China Cables confirmed, among other things, that Uighur camps are involuntary indoctrination centers and that Chinese officials use a sprawling mass-surveillance system to isolate Xinjiang from the rest of the world.
Pompeo’s statement also calls for China to abolish its system of internment camps, forced labor and population control measures, and to “afford Uyghurs and other persecuted minorities the freedom to travel and emigrate.”
It’s the harshest denunciation yet by the Trump administration, which has previously authorized sanctions against China over the mass detention of Uighurs, sanctioned four top Chinese officials considered the architects of the country’s internment camps, and imposed trade restrictions on dozens of Chinese companies that are believed to have a role in the crackdown against the Muslim minority.
Declaring the situation a “genocide” is a signficant final word against Beijing by the Trump administration, ending months of speculation.
“Uyghurs are set to benefit since this determination has binding implications for the U.S.,” Andrian Zenz, a researcher on China’s ethnic policy and internment campaign in Xinjiang, said on Twitter.
The statement comes the day before the inauguration of President-elect Joe Biden, whose campaign denounced China’s actions as genocide in a statement in August 2020. At the time, the Biden campaign accused President Donald Trump of “condoning this horrifying treatment.”
This is the latest in a series of worldwide efforts to pressure the Chinese government over its treatment of the Uighurs. On Jan. 12, Canada announced new regulations barring exports to China of products that “could be used by Chinese authorities for surveillance, repression, arbitrary detention or forced labour.”
The same day, British Foreign Secretary Dominic Raab announced measures including fines for businesses that “fail to demonstrate adequate due diligence in ensuring their supply chains are free from forced labor.” And one day later, the United States banned imports of cotton and tomato products from Xinjiang.
In December, the European Union adopted a resolution condemning China’s actions and calling for member states to “swiftly evaluate the adoption of sanctions” against Chinese officials, but stopping short of characterizing it as genocide.
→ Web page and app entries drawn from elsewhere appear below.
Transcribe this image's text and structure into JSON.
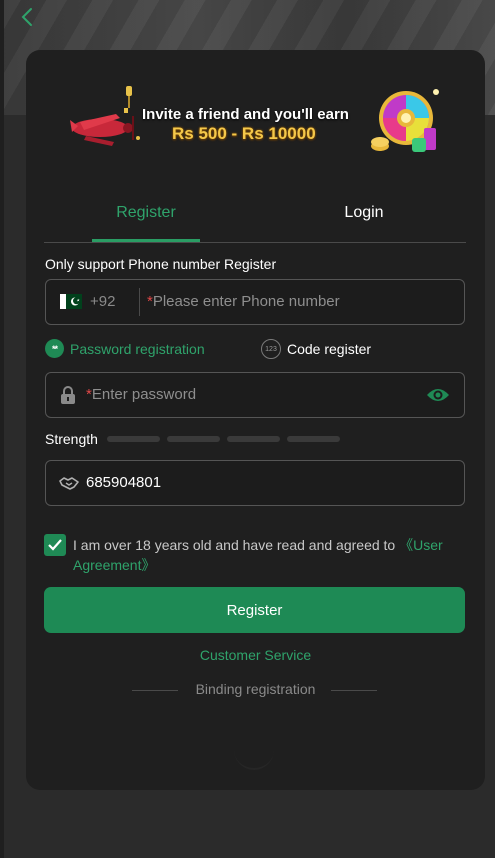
{
  "banner": {
    "line1": "Invite a friend and you'll earn",
    "line2": "Rs 500 - Rs 10000"
  },
  "tabs": [
    {
      "label": "Register",
      "active": true
    },
    {
      "label": "Login",
      "active": false
    }
  ],
  "phone": {
    "section_label": "Only support Phone number Register",
    "country_code": "+92",
    "required_mark": "*",
    "placeholder": "Please enter Phone number"
  },
  "options": {
    "password_label": "Password registration",
    "password_icon_text": "**",
    "code_label": "Code register",
    "code_icon_text": "123"
  },
  "password": {
    "required_mark": "*",
    "placeholder": "Enter password"
  },
  "strength": {
    "label": "Strength"
  },
  "invite": {
    "value": "685904801"
  },
  "agreement": {
    "checked": true,
    "text": "I am over 18 years old and have read and agreed to",
    "link": "《User Agreement》"
  },
  "register_button": "Register",
  "customer_service": "Customer Service",
  "binding_registration": "Binding registration",
  "colors": {
    "accent": "#1e8a55",
    "accent_text": "#2fa36b",
    "card_bg": "#1f1f1f",
    "required": "#e04848"
  }
}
China has long denied accusations of human rights abuses against Uighurs.
“The so-called ‘genocide’ is a rumor deliberately started by some anti-China forces and a farce to discredit China,” a Chinese embassy spokesperson told Reuters Thursday after the Congressional-Executive Commission on China released a report stating that “crimes against humanity – and possibly genocide – are occurring” in Xinjiang.